• [Records drawn from a dataset]
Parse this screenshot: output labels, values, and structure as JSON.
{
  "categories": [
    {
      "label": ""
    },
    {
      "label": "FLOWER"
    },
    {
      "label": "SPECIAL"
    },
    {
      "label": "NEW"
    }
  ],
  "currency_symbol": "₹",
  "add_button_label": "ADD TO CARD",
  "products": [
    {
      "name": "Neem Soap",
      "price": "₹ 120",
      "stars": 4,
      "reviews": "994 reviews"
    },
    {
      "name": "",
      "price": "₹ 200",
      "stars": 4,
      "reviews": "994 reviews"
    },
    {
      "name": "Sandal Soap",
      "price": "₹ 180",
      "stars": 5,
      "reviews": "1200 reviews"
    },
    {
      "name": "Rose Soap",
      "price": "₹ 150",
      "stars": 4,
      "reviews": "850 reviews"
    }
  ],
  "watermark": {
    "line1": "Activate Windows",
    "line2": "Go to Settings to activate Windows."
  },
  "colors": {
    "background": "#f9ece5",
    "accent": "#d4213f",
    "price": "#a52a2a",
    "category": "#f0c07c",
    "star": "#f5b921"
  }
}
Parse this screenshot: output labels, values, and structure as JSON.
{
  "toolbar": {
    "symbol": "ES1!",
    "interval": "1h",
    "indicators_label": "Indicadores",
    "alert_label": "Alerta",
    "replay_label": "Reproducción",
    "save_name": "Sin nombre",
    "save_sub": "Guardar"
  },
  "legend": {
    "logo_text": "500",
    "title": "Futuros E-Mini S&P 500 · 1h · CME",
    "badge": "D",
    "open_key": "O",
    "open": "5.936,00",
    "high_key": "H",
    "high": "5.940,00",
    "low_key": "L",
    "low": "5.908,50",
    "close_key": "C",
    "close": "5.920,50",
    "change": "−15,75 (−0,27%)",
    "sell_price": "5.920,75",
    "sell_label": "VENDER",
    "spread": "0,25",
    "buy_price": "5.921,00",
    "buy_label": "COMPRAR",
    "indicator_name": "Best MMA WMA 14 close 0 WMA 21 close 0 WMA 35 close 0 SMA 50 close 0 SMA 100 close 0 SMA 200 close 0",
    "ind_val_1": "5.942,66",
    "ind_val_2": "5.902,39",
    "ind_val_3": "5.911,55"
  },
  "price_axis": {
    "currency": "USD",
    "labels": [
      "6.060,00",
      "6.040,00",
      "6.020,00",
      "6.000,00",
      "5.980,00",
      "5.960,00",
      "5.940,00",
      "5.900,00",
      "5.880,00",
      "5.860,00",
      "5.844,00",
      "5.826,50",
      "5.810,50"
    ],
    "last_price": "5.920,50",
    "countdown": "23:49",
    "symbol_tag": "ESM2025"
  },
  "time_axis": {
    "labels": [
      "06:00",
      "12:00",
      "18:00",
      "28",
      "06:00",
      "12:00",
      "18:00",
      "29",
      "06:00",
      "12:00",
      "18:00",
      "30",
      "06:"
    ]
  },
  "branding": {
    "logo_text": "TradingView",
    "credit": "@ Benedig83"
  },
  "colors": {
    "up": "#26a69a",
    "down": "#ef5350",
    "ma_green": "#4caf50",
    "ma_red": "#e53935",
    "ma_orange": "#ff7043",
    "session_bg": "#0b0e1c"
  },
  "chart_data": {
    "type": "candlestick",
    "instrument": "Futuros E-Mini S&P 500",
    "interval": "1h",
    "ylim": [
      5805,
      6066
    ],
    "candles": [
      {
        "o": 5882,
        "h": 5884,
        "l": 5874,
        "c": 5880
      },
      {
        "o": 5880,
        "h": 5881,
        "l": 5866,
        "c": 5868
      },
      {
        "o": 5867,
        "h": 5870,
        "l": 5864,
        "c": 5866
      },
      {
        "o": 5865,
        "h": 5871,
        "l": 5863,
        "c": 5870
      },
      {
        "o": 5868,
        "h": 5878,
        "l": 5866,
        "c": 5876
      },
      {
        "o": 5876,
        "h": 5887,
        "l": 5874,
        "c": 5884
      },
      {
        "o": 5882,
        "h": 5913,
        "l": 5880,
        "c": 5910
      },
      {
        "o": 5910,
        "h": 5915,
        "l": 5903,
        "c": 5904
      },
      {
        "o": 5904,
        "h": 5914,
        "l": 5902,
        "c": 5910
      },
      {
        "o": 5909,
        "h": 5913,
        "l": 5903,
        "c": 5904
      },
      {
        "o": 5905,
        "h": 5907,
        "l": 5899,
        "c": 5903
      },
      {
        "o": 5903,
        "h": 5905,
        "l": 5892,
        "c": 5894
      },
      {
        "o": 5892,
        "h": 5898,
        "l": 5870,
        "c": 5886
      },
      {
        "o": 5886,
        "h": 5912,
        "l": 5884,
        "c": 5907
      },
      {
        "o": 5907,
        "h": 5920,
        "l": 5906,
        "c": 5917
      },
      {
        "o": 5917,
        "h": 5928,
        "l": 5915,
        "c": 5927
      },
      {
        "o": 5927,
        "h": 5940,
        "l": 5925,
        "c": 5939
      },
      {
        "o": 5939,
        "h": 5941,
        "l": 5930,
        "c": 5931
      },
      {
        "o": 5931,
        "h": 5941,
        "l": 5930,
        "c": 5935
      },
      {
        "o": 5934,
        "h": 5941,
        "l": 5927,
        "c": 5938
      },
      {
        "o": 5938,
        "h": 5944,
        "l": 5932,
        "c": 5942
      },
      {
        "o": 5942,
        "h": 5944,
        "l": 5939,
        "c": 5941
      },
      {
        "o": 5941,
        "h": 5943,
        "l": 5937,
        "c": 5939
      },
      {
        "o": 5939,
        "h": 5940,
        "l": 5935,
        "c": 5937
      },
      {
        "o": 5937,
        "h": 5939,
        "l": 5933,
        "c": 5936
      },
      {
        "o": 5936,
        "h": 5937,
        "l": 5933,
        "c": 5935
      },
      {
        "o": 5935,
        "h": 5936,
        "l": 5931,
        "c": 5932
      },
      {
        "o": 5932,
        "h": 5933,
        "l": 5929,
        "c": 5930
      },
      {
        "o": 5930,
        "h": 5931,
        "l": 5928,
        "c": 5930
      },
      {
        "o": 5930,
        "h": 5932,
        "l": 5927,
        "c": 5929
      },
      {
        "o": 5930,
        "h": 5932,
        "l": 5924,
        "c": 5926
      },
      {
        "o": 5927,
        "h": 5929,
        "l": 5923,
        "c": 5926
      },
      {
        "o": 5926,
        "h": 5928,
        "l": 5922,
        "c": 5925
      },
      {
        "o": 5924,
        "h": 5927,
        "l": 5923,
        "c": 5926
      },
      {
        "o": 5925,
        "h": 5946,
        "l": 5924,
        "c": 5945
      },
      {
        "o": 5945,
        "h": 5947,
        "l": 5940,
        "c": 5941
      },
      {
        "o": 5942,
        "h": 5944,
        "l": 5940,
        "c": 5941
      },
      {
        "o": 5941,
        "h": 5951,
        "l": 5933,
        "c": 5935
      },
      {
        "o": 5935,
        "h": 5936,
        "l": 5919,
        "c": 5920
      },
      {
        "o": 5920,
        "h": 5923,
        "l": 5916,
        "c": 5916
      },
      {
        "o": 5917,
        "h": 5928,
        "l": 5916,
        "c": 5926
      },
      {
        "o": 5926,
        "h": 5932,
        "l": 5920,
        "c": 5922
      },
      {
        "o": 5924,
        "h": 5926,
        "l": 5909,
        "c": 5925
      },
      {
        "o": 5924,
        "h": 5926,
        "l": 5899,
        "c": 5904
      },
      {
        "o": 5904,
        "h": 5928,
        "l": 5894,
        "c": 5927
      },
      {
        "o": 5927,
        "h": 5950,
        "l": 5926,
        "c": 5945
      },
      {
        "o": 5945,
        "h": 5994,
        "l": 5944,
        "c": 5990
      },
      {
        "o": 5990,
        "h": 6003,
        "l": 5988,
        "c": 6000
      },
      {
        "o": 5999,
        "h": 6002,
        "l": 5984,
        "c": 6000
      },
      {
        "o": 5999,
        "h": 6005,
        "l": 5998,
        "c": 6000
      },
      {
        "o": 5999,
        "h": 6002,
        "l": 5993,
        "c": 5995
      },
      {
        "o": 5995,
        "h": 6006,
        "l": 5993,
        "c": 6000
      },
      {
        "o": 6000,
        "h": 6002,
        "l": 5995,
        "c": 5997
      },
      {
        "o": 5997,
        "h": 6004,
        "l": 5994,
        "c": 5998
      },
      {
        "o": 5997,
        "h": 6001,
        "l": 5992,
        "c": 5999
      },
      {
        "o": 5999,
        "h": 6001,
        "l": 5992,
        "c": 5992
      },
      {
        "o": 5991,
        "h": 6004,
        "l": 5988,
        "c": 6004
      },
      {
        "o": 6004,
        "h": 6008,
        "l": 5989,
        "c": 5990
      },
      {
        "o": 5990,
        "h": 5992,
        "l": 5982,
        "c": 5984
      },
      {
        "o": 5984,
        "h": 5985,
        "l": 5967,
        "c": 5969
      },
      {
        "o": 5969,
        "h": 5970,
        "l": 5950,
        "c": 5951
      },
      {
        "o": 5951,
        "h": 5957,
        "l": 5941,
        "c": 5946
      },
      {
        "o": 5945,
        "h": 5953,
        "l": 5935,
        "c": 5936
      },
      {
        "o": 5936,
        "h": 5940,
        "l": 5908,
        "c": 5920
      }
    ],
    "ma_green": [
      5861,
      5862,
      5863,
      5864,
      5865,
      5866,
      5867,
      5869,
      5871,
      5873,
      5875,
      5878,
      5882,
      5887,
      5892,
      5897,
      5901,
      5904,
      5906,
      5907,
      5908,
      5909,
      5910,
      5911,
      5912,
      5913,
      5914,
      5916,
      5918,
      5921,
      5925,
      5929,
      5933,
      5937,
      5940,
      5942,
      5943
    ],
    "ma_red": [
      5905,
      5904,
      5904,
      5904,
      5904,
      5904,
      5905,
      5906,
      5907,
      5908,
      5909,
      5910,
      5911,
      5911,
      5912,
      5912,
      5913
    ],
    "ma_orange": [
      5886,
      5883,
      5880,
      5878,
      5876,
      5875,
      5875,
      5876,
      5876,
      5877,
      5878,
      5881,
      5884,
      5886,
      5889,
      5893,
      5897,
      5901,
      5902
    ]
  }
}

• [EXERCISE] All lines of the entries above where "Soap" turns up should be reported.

• [ANSWER SPACE]
      "name": "Neem Soap",
      "name": "Sandal Soap",
      "name": "Rose Soap",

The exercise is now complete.